Basswood flowers, fruits and wood have been used in herbal remedies for thousands of years, for the treatment of a variety of ailments. At one time, flowers were even added to baths to aid in the treatment of hysteria (presumably that of women.)
Because of the large amount of nectar yielded by the flowers, the tree is a particular favorite of bees, who produce a high quality honey. Tilia americana is one of three flowering trees important as a nectar source for bees—the others are the Yellow poplar and the Black locust. As a single source for nectar, basswood rivals clover, thistle and milkweed, providing the bees enough to produce 800-1,100 pounds of honey per acre. Bees are hard to contain, but bee-keepers move hives into the vicinity of sources that are just coming into bloom, and if 80% of the content of a particular honey can be shown to be from one source, it can be considered a monofloral honey, which is more highly valued than honey from mixed sources.
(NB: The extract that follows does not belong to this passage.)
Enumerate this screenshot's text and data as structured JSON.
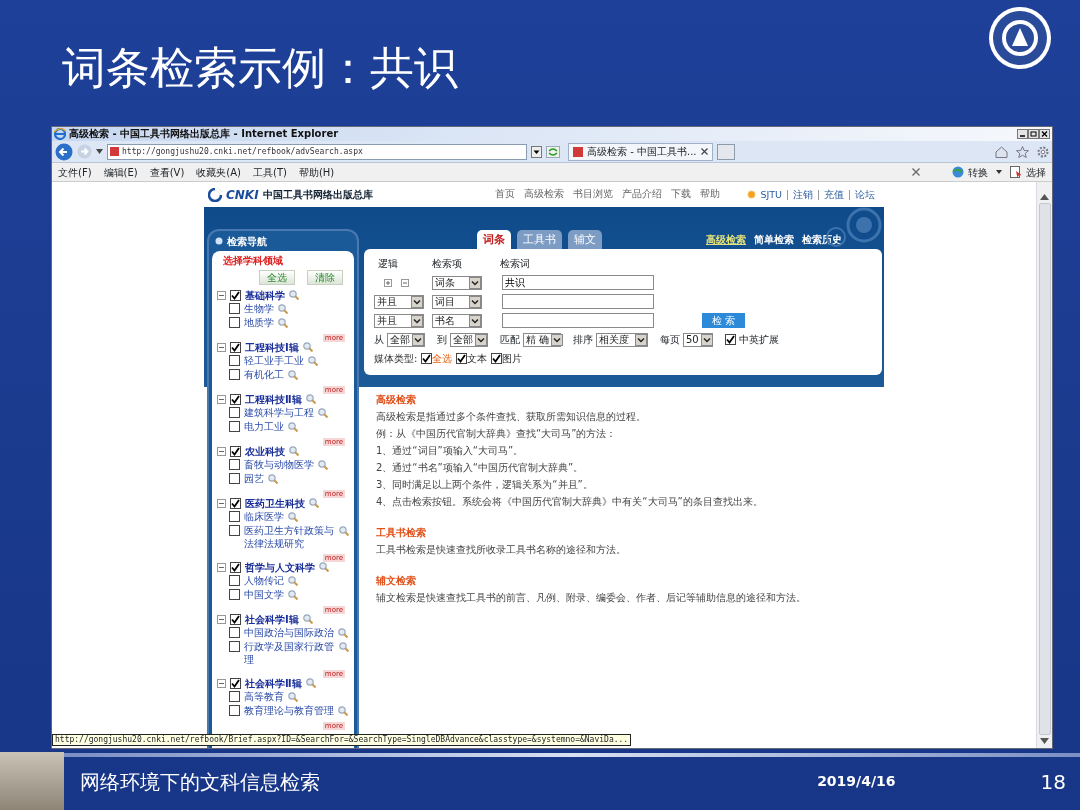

The power of honey to heal was recognized in ancient times—by the Egyptians, who used it both internally and externally to soothe burns and cuts, and to aid the healing of wounds and infections; as well as by practitioners of the traditional Hindu system of healing, Ayurveda. They believed that honey would create balance in all the bodily systems.
Some of the ailments that have been successfully treated include: burns and open wounds, diabetic ulcers (topical), migraines, insomnia, hyperactivity, anemia, osteoporosis, colds, fevers, sore throat, eczema, acne, inflammation of the gastrointestinal tract, indigestion, laryngitis, and asthma, to name just some. The only conditions in which honey is contraindicated are diabetes (internal consumption) and those who are suffering from acute heart failure or pulmonary hemorrhage.
Raw, unpasturised, organic honey has been proven to have antiseptic, anti-inflammatory and anti-fungal properties that do indeed help heal wounds. Many believe that the therapeutic possibilities of honey should be investigated further; however, as honey, being an organic product, cannot be patented, studies may be few, so it is up to individuals to experiment with simple remedies, using common sense, or with the guidance of non-traditional healers.